**Requirement:** Which lines of the listing hold the string "this"? Show each of them.

**Source data:**

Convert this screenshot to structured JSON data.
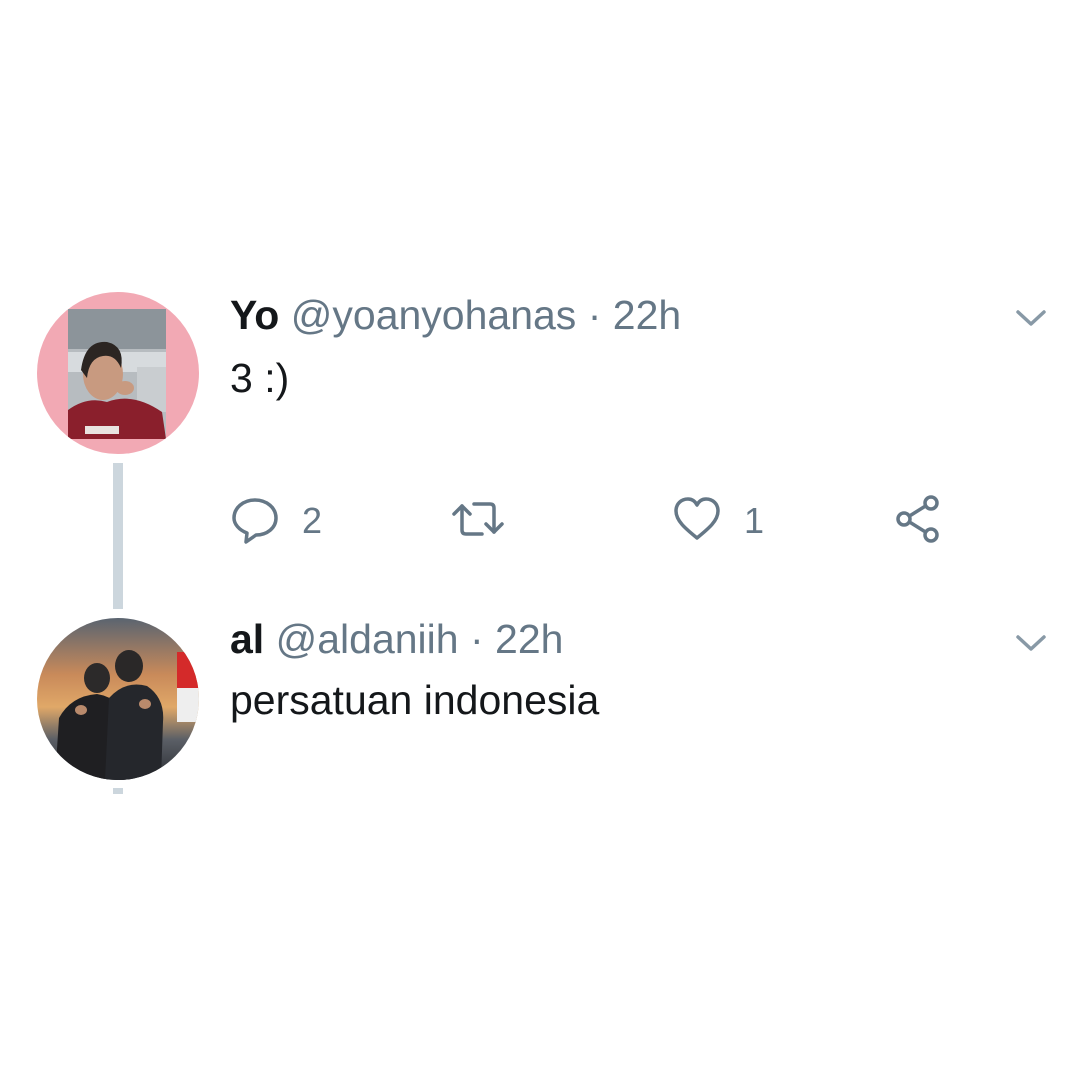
{
  "tweets": [
    {
      "display_name": "Yo",
      "handle": "@yoanyohanas",
      "separator": "·",
      "time": "22h",
      "text": "3 :)",
      "avatar_icon": "avatar-photo",
      "actions": {
        "reply_count": "2",
        "retweet_count": "",
        "like_count": "1"
      }
    },
    {
      "display_name": "al",
      "handle": "@aldaniih",
      "separator": "·",
      "time": "22h",
      "text": "persatuan indonesia",
      "avatar_icon": "avatar-photo"
    }
  ],
  "colors": {
    "text_primary": "#14171a",
    "text_secondary": "#657786",
    "thread_line": "#ccd6dd",
    "avatar_ring": "#f2a9b4",
    "icon": "#657786"
  },
  "icons": [
    "reply-icon",
    "retweet-icon",
    "like-icon",
    "share-icon",
    "chevron-down-icon"
  ]
}
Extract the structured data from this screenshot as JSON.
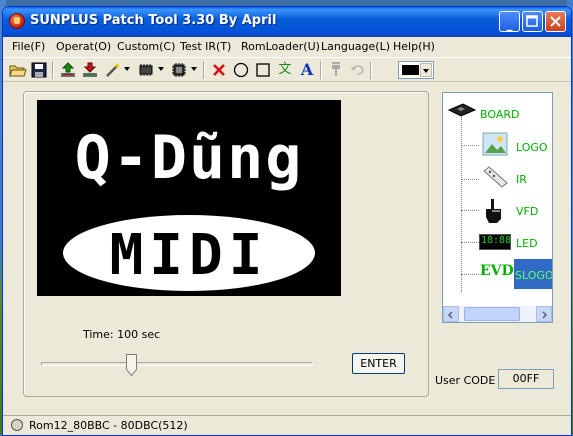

**Your response:**
Convert this screenshot to structured JSON data.
Extract the structured data from this screenshot as JSON.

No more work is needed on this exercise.